_EXERCISE AIM_
What is needed is every line of the material that contains "Saldo".
GIVEN INFORMATION section start
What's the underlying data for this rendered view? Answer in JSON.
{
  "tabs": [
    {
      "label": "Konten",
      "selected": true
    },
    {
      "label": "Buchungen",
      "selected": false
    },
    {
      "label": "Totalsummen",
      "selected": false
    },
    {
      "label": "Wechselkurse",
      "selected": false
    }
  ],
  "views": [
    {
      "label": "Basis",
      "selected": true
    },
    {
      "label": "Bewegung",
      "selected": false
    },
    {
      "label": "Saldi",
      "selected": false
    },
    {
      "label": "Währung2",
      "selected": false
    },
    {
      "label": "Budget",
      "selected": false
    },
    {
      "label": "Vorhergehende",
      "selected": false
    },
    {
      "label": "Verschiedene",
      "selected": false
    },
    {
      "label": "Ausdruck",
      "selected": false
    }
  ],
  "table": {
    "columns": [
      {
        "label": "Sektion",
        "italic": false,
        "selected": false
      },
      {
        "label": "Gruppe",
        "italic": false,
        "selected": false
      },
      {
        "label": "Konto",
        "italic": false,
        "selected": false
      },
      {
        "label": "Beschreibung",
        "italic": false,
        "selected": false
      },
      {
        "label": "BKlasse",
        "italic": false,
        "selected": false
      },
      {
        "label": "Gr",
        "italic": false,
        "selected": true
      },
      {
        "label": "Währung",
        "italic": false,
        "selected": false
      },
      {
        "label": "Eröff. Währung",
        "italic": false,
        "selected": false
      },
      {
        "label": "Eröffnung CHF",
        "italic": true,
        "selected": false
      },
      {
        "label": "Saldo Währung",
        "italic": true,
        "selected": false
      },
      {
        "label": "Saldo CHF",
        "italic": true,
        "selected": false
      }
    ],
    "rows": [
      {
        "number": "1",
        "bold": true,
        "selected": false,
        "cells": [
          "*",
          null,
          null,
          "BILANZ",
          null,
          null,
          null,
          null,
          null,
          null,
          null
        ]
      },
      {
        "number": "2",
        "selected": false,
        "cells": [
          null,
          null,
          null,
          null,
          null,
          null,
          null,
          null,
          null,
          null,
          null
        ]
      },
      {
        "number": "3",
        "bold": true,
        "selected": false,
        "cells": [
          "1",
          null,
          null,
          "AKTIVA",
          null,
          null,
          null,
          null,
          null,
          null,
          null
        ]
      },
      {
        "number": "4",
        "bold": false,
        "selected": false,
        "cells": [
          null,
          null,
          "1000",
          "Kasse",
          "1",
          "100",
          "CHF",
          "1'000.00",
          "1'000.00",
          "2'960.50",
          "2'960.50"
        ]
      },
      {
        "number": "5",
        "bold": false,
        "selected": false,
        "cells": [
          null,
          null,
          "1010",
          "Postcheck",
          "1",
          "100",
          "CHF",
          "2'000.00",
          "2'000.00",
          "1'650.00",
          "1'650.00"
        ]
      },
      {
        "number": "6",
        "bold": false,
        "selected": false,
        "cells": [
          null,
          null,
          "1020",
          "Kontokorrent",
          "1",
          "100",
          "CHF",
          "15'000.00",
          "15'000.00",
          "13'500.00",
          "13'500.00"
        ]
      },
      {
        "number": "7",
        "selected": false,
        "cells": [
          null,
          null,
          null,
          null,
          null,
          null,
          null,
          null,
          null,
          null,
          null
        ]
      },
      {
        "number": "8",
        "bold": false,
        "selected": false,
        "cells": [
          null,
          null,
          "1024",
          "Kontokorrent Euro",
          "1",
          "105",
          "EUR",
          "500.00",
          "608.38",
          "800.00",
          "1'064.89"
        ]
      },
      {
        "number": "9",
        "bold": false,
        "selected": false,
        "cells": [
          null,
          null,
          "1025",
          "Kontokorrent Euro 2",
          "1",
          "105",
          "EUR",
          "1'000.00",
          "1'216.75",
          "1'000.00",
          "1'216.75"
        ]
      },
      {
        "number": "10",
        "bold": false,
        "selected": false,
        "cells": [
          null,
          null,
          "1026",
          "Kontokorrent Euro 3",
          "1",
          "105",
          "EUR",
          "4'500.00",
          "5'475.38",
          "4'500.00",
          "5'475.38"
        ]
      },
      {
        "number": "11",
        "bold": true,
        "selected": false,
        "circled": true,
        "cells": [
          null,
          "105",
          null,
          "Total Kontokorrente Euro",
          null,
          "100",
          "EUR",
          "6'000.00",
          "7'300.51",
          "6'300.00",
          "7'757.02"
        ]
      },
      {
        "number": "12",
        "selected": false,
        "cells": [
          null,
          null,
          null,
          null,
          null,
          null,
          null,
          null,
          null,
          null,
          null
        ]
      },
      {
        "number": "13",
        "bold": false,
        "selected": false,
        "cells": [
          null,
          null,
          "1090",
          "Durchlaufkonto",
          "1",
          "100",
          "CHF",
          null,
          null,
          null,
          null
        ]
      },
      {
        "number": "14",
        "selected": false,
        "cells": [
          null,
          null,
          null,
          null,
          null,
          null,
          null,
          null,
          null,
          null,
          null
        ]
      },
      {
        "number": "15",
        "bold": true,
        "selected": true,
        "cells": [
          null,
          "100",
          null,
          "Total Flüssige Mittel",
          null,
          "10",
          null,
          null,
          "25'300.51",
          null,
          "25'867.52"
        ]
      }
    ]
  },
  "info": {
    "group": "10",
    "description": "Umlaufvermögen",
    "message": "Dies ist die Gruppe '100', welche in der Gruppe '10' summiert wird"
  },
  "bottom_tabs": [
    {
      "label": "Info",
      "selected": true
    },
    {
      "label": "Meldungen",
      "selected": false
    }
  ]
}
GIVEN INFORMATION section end
_RESPONSE TO THE EXERCISE_
        "label": "Saldo Währung",
        "label": "Saldo CHF",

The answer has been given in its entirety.